#### Action item:
Check every line of the data for the word "title", and copy those that have it.

'''

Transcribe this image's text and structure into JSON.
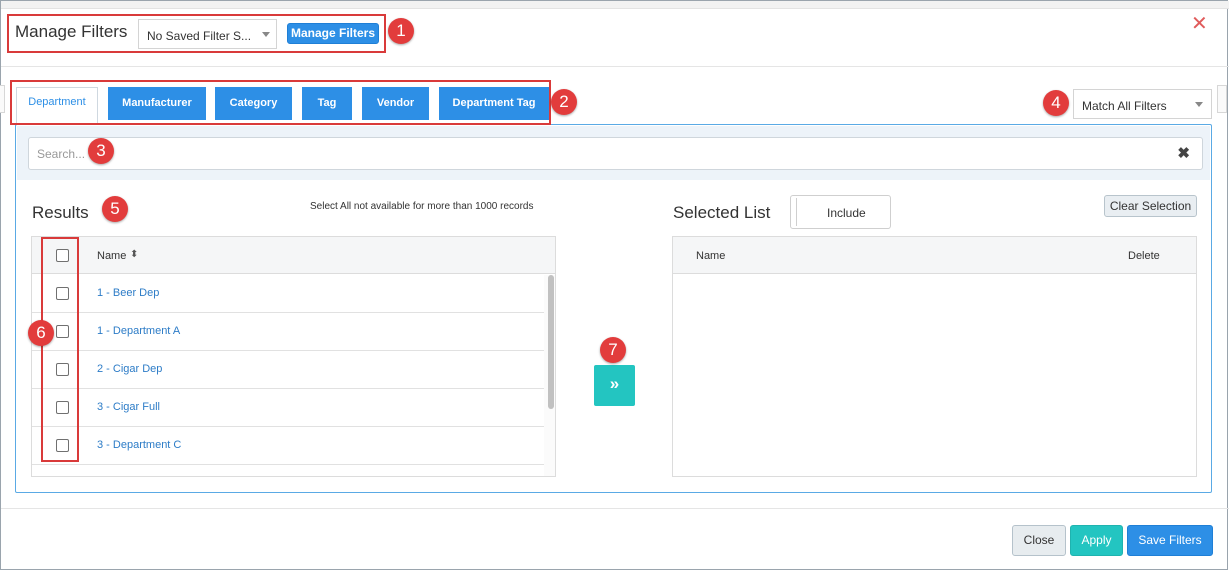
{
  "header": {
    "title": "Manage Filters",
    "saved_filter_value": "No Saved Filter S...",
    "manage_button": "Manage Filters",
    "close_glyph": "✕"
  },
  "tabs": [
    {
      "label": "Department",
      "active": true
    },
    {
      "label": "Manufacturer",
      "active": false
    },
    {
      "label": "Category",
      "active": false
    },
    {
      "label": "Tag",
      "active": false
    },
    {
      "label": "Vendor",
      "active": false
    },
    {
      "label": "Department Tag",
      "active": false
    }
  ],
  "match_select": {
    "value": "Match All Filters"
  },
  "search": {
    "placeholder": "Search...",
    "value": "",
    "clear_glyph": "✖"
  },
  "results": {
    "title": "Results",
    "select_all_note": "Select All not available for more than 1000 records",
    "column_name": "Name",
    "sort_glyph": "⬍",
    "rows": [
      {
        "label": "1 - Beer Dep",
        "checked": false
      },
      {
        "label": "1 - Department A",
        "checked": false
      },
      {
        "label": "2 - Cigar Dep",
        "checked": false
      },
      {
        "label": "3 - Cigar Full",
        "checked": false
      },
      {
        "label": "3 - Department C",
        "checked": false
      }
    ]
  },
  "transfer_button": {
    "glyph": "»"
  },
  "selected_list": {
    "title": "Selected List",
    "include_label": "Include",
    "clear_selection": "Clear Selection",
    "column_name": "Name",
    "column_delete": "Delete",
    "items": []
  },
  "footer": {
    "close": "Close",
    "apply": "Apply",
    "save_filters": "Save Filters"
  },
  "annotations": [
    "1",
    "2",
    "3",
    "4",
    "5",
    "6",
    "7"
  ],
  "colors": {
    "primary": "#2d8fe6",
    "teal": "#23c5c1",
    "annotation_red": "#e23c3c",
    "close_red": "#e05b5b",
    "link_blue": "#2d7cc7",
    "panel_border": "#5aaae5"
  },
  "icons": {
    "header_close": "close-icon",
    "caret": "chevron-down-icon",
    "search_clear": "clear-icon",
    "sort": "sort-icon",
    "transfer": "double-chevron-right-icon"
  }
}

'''

#### Answer to the problem:
    "title": "Manage Filters",
    "title": "Results",
    "title": "Selected List",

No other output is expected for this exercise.